REQUIRED ACTION:
Reproduce the data below exactly. Skip the pictures.

[[ ENTRIES PROVIDED open ]]

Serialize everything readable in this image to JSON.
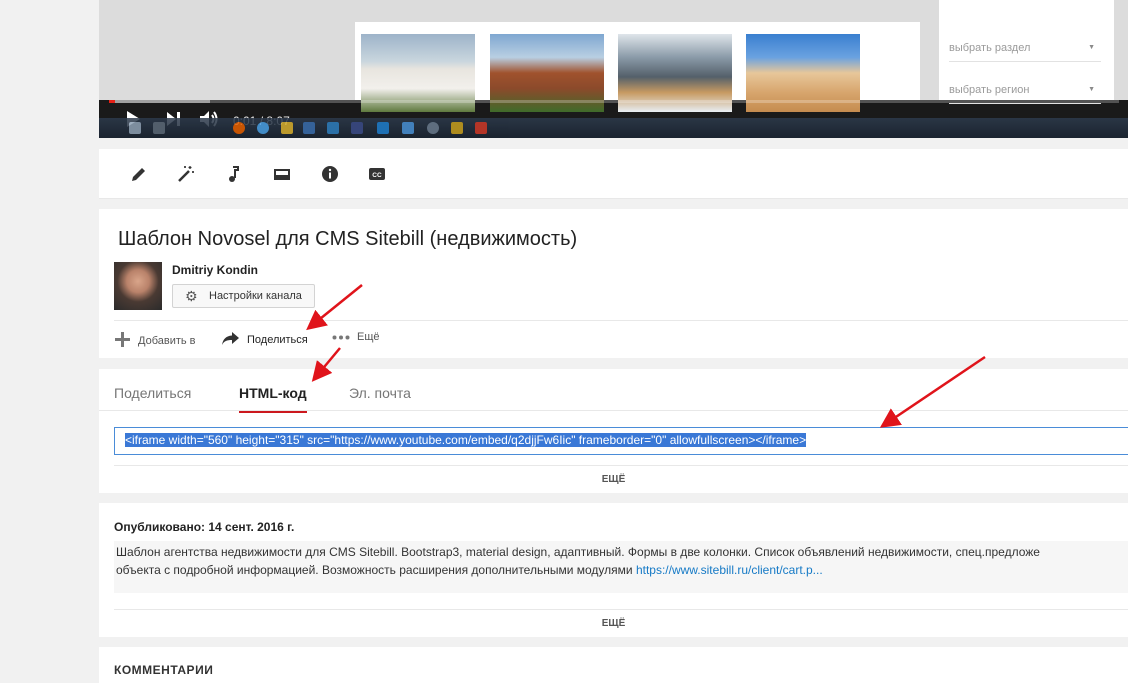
{
  "player": {
    "current_time": "0:01",
    "separator": "/",
    "duration": "8:07",
    "progress": 0.002,
    "filters": [
      {
        "label": "выбрать раздел"
      },
      {
        "label": "выбрать регион"
      }
    ]
  },
  "video": {
    "title": "Шаблон Novosel для CMS Sitebill (недвижимость)",
    "owner": "Dmitriy Kondin",
    "channel_settings": "Настройки канала"
  },
  "actions": {
    "add_to": "Добавить в",
    "share": "Поделиться",
    "more": "Ещё"
  },
  "share": {
    "tabs": [
      {
        "label": "Поделиться"
      },
      {
        "label": "HTML-код"
      },
      {
        "label": "Эл. почта"
      }
    ],
    "embed_code": "<iframe width=\"560\" height=\"315\" src=\"https://www.youtube.com/embed/q2djjFw6Iic\" frameborder=\"0\" allowfullscreen></iframe>",
    "more": "ЕЩЁ"
  },
  "description": {
    "published": "Опубликовано: 14 сент. 2016 г.",
    "line1": "Шаблон агентства недвижимости для CMS Sitebill. Bootstrap3, material design, адаптивный. Формы в две колонки. Список объявлений недвижимости, спец.предложе",
    "line2": "объекта с подробной информацией. Возможность расширения дополнительными модулями",
    "link": "https://www.sitebill.ru/client/cart.p...",
    "more": "ЕЩЁ"
  },
  "comments": {
    "title": "КОММЕНТАРИИ"
  },
  "colors": {
    "accent_red": "#cc181e",
    "link_blue": "#167ac6",
    "selection_blue": "#3a78d6",
    "arrow_red": "#e0141b"
  }
}
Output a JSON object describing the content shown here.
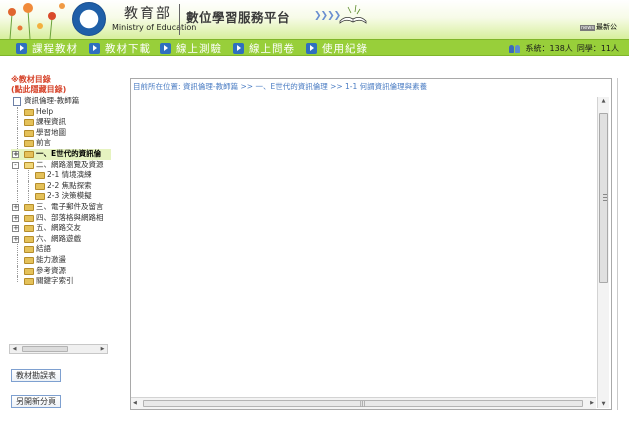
{
  "header": {
    "ministry_zh": "教育部",
    "ministry_en": "Ministry of Education",
    "platform_title": "數位學習服務平台",
    "news_tag": "news",
    "news_text": "最新公"
  },
  "nav": {
    "items": [
      {
        "label": "課程教材",
        "icon": "play-arrow-icon"
      },
      {
        "label": "教材下載",
        "icon": "play-arrow-icon"
      },
      {
        "label": "線上測驗",
        "icon": "play-arrow-icon"
      },
      {
        "label": "線上問卷",
        "icon": "play-arrow-icon"
      },
      {
        "label": "使用紀錄",
        "icon": "play-arrow-icon"
      }
    ],
    "status": {
      "system_label": "系統：",
      "system_count": "138人",
      "classmates_label": "同學：",
      "classmates_count": "11人"
    }
  },
  "sidebar": {
    "title_line1": "※教材目錄",
    "title_line2": "(點此隱藏目錄)",
    "tree": [
      {
        "label": "資訊倫理-教師篇",
        "type": "doc"
      },
      {
        "label": "Help",
        "type": "folder"
      },
      {
        "label": "課程資訊",
        "type": "folder"
      },
      {
        "label": "學習地圖",
        "type": "folder"
      },
      {
        "label": "前言",
        "type": "folder"
      },
      {
        "label": "一、E世代的資訊倫",
        "type": "folder",
        "expander": "+",
        "selected": true
      },
      {
        "label": "二、網路瀏覽及資源",
        "type": "folder",
        "expander": "-"
      },
      {
        "label": "2-1 情境演練",
        "type": "folder",
        "child": true
      },
      {
        "label": "2-2 焦點探索",
        "type": "folder",
        "child": true
      },
      {
        "label": "2-3 決策模擬",
        "type": "folder",
        "child": true
      },
      {
        "label": "三、電子郵件及留言",
        "type": "folder",
        "expander": "+"
      },
      {
        "label": "四、部落格與網路相",
        "type": "folder",
        "expander": "+"
      },
      {
        "label": "五、網路交友",
        "type": "folder",
        "expander": "+"
      },
      {
        "label": "六、網路遊戲",
        "type": "folder",
        "expander": "+"
      },
      {
        "label": "結語",
        "type": "folder"
      },
      {
        "label": "能力激盪",
        "type": "folder"
      },
      {
        "label": "參考資源",
        "type": "folder"
      },
      {
        "label": "關鍵字索引",
        "type": "folder"
      }
    ],
    "buttons": {
      "errata": "教材勘誤表",
      "new_page": "另開新分頁"
    }
  },
  "content": {
    "breadcrumb": "目前所在位置: 資訊倫理-教師篇 >> 一、E世代的資訊倫理 >> 1-1 何謂資訊倫理與素養"
  }
}
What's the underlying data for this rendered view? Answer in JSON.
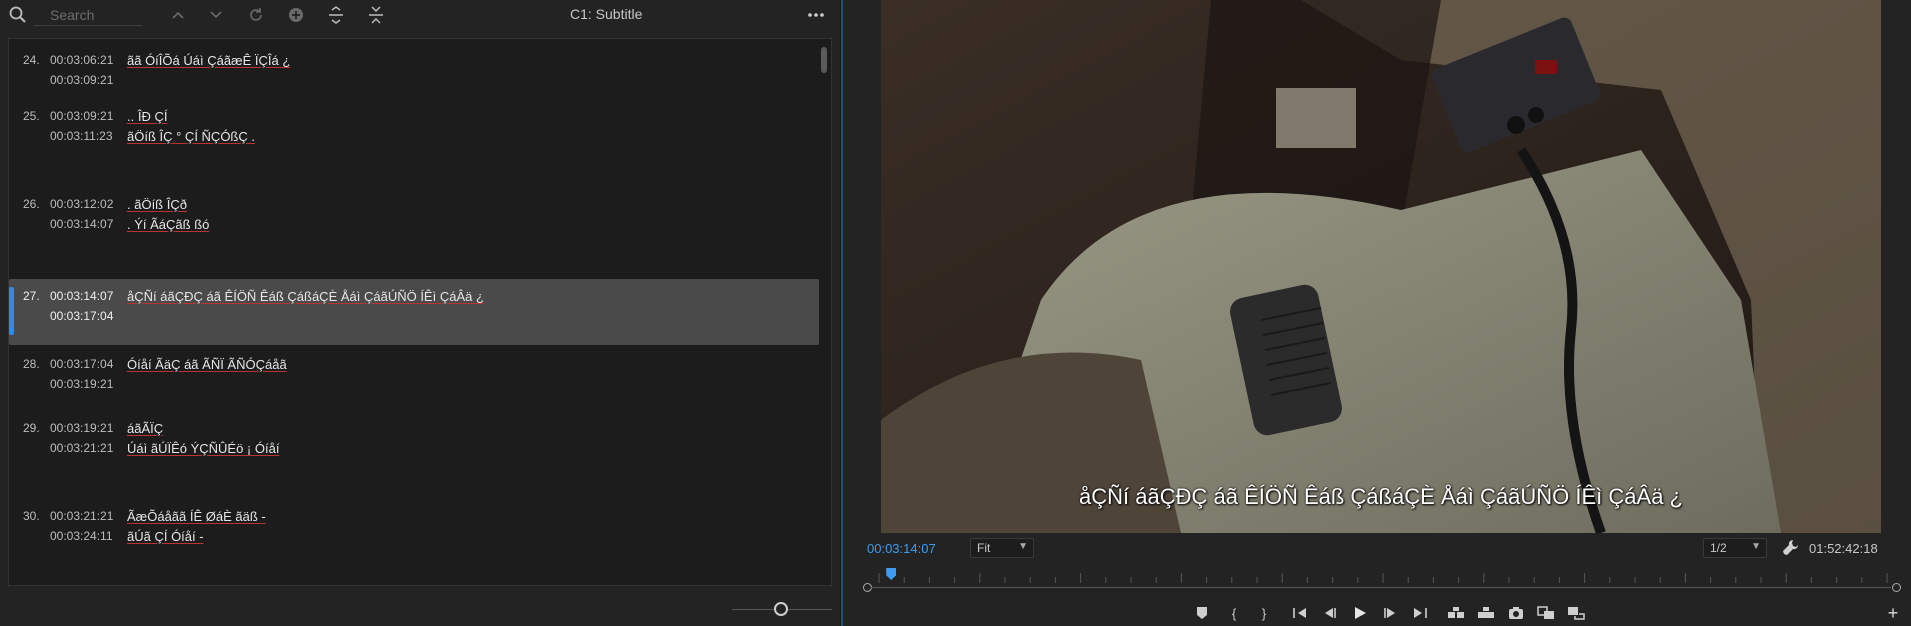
{
  "captions_panel": {
    "search": {
      "placeholder": "Search"
    },
    "title": "C1: Subtitle",
    "rows": [
      {
        "num": "24.",
        "in": "00:03:06:21",
        "out": "00:03:09:21",
        "lines": [
          "ãã ÓíÎÕá Úáì ÇáãæÊ ÏÇÎá ¿"
        ]
      },
      {
        "num": "25.",
        "in": "00:03:09:21",
        "out": "00:03:11:23",
        "lines": [
          ".. ÎÐ ÇÍ",
          "ãÖíß ÎÇ ° ÇÍ ÑÇÓßÇ ."
        ]
      },
      {
        "num": "26.",
        "in": "00:03:12:02",
        "out": "00:03:14:07",
        "lines": [
          ". ãÖíß ÎÇð",
          ". Ýí ÃáÇãß ßó"
        ]
      },
      {
        "num": "27.",
        "in": "00:03:14:07",
        "out": "00:03:17:04",
        "lines": [
          "åÇÑí áãÇÐÇ áã ÊÍÖÑ Êáß ÇáßáÇÈ Åáì ÇáãÚÑÖ ÍÊì ÇáÂä ¿"
        ],
        "selected": true
      },
      {
        "num": "28.",
        "in": "00:03:17:04",
        "out": "00:03:19:21",
        "lines": [
          "Óíåí ÃäÇ áã ÃÑÏ ÃÑÓÇáåã"
        ]
      },
      {
        "num": "29.",
        "in": "00:03:19:21",
        "out": "00:03:21:21",
        "lines": [
          "áãÃÏÇ",
          "Úáì ãÚÏÊó ÝÇÑÛÉö ¡ Óíåí"
        ]
      },
      {
        "num": "30.",
        "in": "00:03:21:21",
        "out": "00:03:24:11",
        "lines": [
          "ÃæÕáåãã ÍÊ ØáÈ ãäß -",
          "ãÚã ÇÍ Óíåí -"
        ]
      }
    ]
  },
  "monitor": {
    "subtitle_text": "åÇÑí áãÇÐÇ áã ÊÍÖÑ Êáß ÇáßáÇÈ Åáì ÇáãÚÑÖ ÍÊì ÇáÂä ¿",
    "current_timecode": "00:03:14:07",
    "fit_label": "Fit",
    "resolution_label": "1/2",
    "duration_timecode": "01:52:42:18",
    "playhead_progress": 0.013
  },
  "colors": {
    "accent": "#2d8ceb",
    "timecode": "#3d9bf0",
    "selected_row": "#4a4a4a",
    "panel_bg": "#232323"
  }
}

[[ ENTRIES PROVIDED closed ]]

FINAL ANSWER:
Serialize everything readable in this image to JSON.
{
  "player": {
    "current_time": "0:01",
    "separator": "/",
    "duration": "8:07",
    "progress": 0.002,
    "filters": [
      {
        "label": "выбрать раздел"
      },
      {
        "label": "выбрать регион"
      }
    ]
  },
  "video": {
    "title": "Шаблон Novosel для CMS Sitebill (недвижимость)",
    "owner": "Dmitriy Kondin",
    "channel_settings": "Настройки канала"
  },
  "actions": {
    "add_to": "Добавить в",
    "share": "Поделиться",
    "more": "Ещё"
  },
  "share": {
    "tabs": [
      {
        "label": "Поделиться"
      },
      {
        "label": "HTML-код"
      },
      {
        "label": "Эл. почта"
      }
    ],
    "embed_code": "<iframe width=\"560\" height=\"315\" src=\"https://www.youtube.com/embed/q2djjFw6Iic\" frameborder=\"0\" allowfullscreen></iframe>",
    "more": "ЕЩЁ"
  },
  "description": {
    "published": "Опубликовано: 14 сент. 2016 г.",
    "line1": "Шаблон агентства недвижимости для CMS Sitebill. Bootstrap3, material design, адаптивный. Формы в две колонки. Список объявлений недвижимости, спец.предложе",
    "line2": "объекта с подробной информацией. Возможность расширения дополнительными модулями",
    "link": "https://www.sitebill.ru/client/cart.p...",
    "more": "ЕЩЁ"
  },
  "comments": {
    "title": "КОММЕНТАРИИ"
  },
  "colors": {
    "accent_red": "#cc181e",
    "link_blue": "#167ac6",
    "selection_blue": "#3a78d6",
    "arrow_red": "#e0141b"
  }
}
Output a JSON object describing the content shown here.
{
  "header": {
    "ministry_zh": "教育部",
    "ministry_en": "Ministry of Education",
    "platform_title": "數位學習服務平台",
    "news_tag": "news",
    "news_text": "最新公"
  },
  "nav": {
    "items": [
      {
        "label": "課程教材",
        "icon": "play-arrow-icon"
      },
      {
        "label": "教材下載",
        "icon": "play-arrow-icon"
      },
      {
        "label": "線上測驗",
        "icon": "play-arrow-icon"
      },
      {
        "label": "線上問卷",
        "icon": "play-arrow-icon"
      },
      {
        "label": "使用紀錄",
        "icon": "play-arrow-icon"
      }
    ],
    "status": {
      "system_label": "系統：",
      "system_count": "138人",
      "classmates_label": "同學：",
      "classmates_count": "11人"
    }
  },
  "sidebar": {
    "title_line1": "※教材目錄",
    "title_line2": "(點此隱藏目錄)",
    "tree": [
      {
        "label": "資訊倫理-教師篇",
        "type": "doc"
      },
      {
        "label": "Help",
        "type": "folder"
      },
      {
        "label": "課程資訊",
        "type": "folder"
      },
      {
        "label": "學習地圖",
        "type": "folder"
      },
      {
        "label": "前言",
        "type": "folder"
      },
      {
        "label": "一、E世代的資訊倫",
        "type": "folder",
        "expander": "+",
        "selected": true
      },
      {
        "label": "二、網路瀏覽及資源",
        "type": "folder",
        "expander": "-"
      },
      {
        "label": "2-1 情境演練",
        "type": "folder",
        "child": true
      },
      {
        "label": "2-2 焦點探索",
        "type": "folder",
        "child": true
      },
      {
        "label": "2-3 決策模擬",
        "type": "folder",
        "child": true
      },
      {
        "label": "三、電子郵件及留言",
        "type": "folder",
        "expander": "+"
      },
      {
        "label": "四、部落格與網路相",
        "type": "folder",
        "expander": "+"
      },
      {
        "label": "五、網路交友",
        "type": "folder",
        "expander": "+"
      },
      {
        "label": "六、網路遊戲",
        "type": "folder",
        "expander": "+"
      },
      {
        "label": "結語",
        "type": "folder"
      },
      {
        "label": "能力激盪",
        "type": "folder"
      },
      {
        "label": "參考資源",
        "type": "folder"
      },
      {
        "label": "關鍵字索引",
        "type": "folder"
      }
    ],
    "buttons": {
      "errata": "教材勘誤表",
      "new_page": "另開新分頁"
    }
  },
  "content": {
    "breadcrumb": "目前所在位置: 資訊倫理-教師篇 >> 一、E世代的資訊倫理 >> 1-1 何謂資訊倫理與素養"
  }
}
What's the underlying data for this rendered view? Answer in JSON.
{
  "captions_panel": {
    "search": {
      "placeholder": "Search"
    },
    "title": "C1: Subtitle",
    "rows": [
      {
        "num": "24.",
        "in": "00:03:06:21",
        "out": "00:03:09:21",
        "lines": [
          "ãã ÓíÎÕá Úáì ÇáãæÊ ÏÇÎá ¿"
        ]
      },
      {
        "num": "25.",
        "in": "00:03:09:21",
        "out": "00:03:11:23",
        "lines": [
          ".. ÎÐ ÇÍ",
          "ãÖíß ÎÇ ° ÇÍ ÑÇÓßÇ ."
        ]
      },
      {
        "num": "26.",
        "in": "00:03:12:02",
        "out": "00:03:14:07",
        "lines": [
          ". ãÖíß ÎÇð",
          ". Ýí ÃáÇãß ßó"
        ]
      },
      {
        "num": "27.",
        "in": "00:03:14:07",
        "out": "00:03:17:04",
        "lines": [
          "åÇÑí áãÇÐÇ áã ÊÍÖÑ Êáß ÇáßáÇÈ Åáì ÇáãÚÑÖ ÍÊì ÇáÂä ¿"
        ],
        "selected": true
      },
      {
        "num": "28.",
        "in": "00:03:17:04",
        "out": "00:03:19:21",
        "lines": [
          "Óíåí ÃäÇ áã ÃÑÏ ÃÑÓÇáåã"
        ]
      },
      {
        "num": "29.",
        "in": "00:03:19:21",
        "out": "00:03:21:21",
        "lines": [
          "áãÃÏÇ",
          "Úáì ãÚÏÊó ÝÇÑÛÉö ¡ Óíåí"
        ]
      },
      {
        "num": "30.",
        "in": "00:03:21:21",
        "out": "00:03:24:11",
        "lines": [
          "ÃæÕáåãã ÍÊ ØáÈ ãäß -",
          "ãÚã ÇÍ Óíåí -"
        ]
      }
    ]
  },
  "monitor": {
    "subtitle_text": "åÇÑí áãÇÐÇ áã ÊÍÖÑ Êáß ÇáßáÇÈ Åáì ÇáãÚÑÖ ÍÊì ÇáÂä ¿",
    "current_timecode": "00:03:14:07",
    "fit_label": "Fit",
    "resolution_label": "1/2",
    "duration_timecode": "01:52:42:18",
    "playhead_progress": 0.013
  },
  "colors": {
    "accent": "#2d8ceb",
    "timecode": "#3d9bf0",
    "selected_row": "#4a4a4a",
    "panel_bg": "#232323"
  }
}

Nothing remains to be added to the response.